(Source data)
* * * * *
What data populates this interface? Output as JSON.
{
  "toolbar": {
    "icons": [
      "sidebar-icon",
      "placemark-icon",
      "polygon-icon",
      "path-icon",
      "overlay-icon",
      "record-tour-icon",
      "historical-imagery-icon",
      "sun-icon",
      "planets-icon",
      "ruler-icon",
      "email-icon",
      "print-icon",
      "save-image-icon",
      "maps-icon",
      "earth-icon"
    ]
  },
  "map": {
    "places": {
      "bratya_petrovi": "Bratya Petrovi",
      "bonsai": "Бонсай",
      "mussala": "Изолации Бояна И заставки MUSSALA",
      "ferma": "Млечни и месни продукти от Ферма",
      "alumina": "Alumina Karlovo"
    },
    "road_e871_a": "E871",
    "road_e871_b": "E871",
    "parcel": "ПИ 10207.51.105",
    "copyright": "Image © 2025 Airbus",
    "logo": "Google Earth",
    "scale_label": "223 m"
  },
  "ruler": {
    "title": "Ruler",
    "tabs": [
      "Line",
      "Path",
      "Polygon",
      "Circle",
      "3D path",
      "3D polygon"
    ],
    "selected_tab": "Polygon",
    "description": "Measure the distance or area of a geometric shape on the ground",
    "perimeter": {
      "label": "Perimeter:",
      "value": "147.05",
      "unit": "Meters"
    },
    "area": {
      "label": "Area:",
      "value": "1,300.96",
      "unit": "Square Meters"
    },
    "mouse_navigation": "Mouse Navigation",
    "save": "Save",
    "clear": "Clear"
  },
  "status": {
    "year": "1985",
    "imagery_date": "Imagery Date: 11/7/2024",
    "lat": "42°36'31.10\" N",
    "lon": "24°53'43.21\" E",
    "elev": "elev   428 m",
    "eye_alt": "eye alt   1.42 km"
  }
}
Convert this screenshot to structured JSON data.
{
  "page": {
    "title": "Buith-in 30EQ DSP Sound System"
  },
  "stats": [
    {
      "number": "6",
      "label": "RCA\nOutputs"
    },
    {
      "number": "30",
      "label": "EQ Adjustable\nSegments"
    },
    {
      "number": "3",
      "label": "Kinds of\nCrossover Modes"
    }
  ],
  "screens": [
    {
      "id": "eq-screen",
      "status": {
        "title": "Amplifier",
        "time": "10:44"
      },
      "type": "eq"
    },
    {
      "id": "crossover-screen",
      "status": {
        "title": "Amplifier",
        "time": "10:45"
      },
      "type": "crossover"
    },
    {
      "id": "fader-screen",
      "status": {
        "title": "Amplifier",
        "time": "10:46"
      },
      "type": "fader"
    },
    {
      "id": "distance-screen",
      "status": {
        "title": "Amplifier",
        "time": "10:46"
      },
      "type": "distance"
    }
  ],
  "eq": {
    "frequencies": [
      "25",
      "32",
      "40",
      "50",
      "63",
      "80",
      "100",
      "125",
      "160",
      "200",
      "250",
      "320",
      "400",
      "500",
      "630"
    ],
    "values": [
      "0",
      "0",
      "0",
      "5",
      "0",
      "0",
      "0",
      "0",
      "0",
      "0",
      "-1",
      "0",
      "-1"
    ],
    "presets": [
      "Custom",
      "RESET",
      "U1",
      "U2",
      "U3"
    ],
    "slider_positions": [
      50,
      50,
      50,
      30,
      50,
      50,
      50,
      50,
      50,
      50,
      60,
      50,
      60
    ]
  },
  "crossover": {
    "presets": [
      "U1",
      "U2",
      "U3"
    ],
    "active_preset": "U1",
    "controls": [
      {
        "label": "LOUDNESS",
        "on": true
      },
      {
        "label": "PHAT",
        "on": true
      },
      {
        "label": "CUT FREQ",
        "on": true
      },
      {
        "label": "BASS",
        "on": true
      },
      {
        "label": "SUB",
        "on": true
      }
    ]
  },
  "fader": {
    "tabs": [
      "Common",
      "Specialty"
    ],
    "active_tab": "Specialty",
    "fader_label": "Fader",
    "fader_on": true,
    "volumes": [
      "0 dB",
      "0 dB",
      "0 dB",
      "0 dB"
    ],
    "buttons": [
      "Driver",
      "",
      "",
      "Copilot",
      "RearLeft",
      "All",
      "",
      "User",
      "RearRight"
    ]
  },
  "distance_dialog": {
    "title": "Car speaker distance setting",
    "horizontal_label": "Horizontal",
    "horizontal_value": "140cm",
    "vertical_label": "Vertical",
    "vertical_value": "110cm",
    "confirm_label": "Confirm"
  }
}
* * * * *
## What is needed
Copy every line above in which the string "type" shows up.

## Your solution
      "type": "eq"
      "type": "crossover"
      "type": "fader"
      "type": "distance"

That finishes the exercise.